-------- Data shown

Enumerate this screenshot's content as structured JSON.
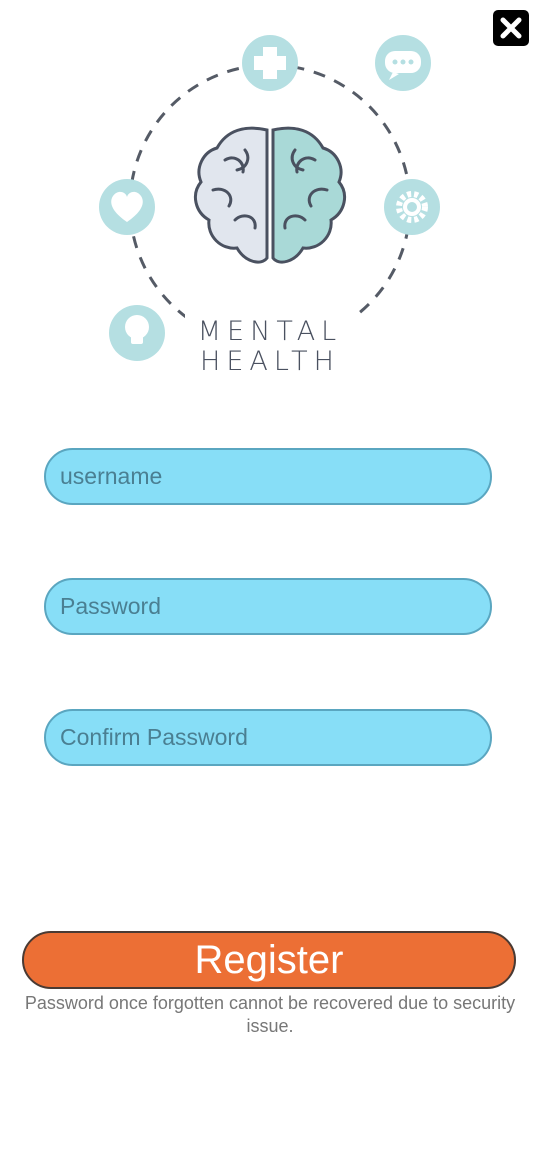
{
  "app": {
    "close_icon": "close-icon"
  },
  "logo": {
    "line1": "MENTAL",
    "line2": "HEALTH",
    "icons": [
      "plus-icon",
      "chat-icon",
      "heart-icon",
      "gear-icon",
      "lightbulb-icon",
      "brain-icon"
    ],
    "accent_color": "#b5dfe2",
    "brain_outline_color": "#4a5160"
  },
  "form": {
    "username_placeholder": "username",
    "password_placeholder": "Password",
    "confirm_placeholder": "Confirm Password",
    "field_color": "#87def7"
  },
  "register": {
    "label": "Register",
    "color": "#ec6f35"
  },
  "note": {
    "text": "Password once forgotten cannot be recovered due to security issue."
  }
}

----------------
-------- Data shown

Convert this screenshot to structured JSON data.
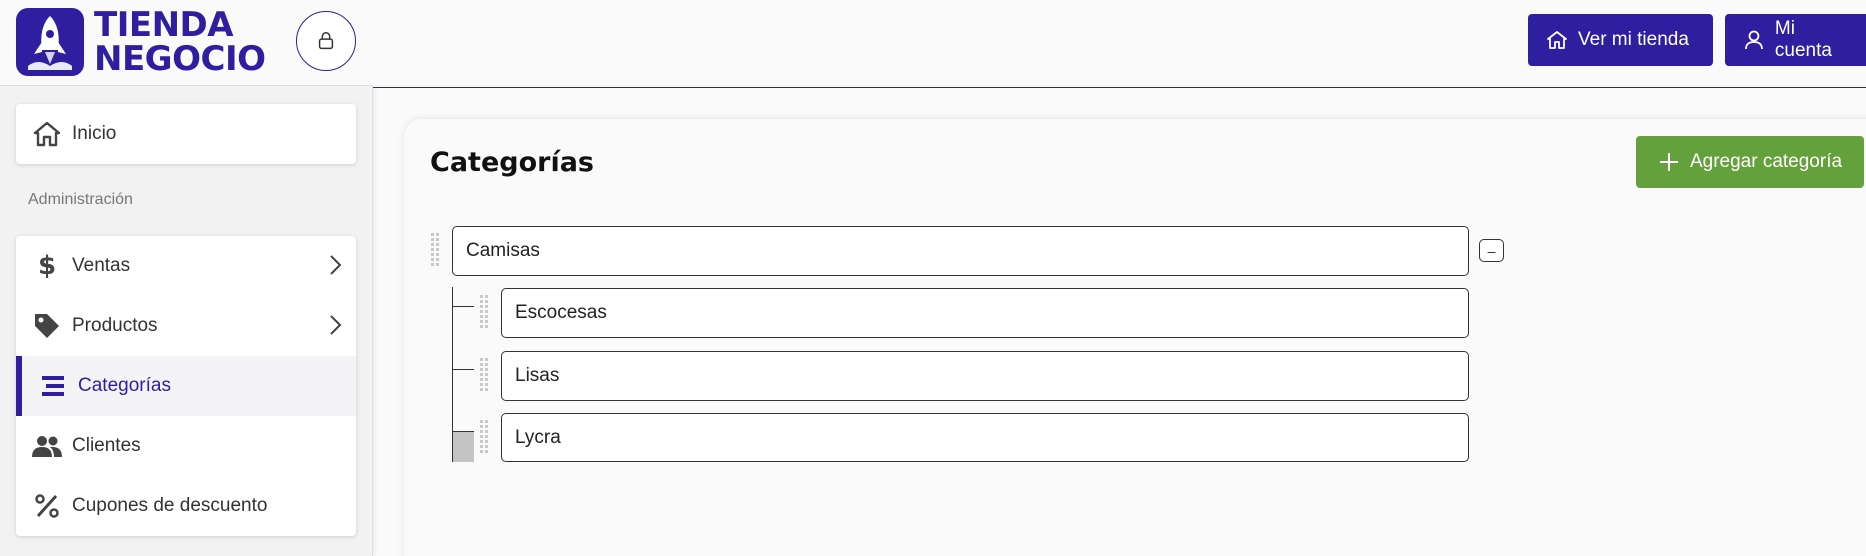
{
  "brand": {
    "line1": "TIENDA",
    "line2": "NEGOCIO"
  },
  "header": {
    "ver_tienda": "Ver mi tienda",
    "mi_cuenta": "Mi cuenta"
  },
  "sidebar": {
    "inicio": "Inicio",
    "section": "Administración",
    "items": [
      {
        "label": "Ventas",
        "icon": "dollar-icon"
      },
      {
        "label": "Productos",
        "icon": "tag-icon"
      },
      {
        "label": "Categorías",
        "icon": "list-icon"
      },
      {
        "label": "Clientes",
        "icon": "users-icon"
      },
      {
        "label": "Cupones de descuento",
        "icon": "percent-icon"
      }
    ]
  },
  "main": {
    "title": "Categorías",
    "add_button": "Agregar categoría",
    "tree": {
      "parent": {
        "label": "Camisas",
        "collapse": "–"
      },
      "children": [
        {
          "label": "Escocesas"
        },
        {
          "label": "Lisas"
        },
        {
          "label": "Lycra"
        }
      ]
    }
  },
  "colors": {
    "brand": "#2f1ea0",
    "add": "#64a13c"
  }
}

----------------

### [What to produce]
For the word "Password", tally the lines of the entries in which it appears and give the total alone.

### [Answer section]
3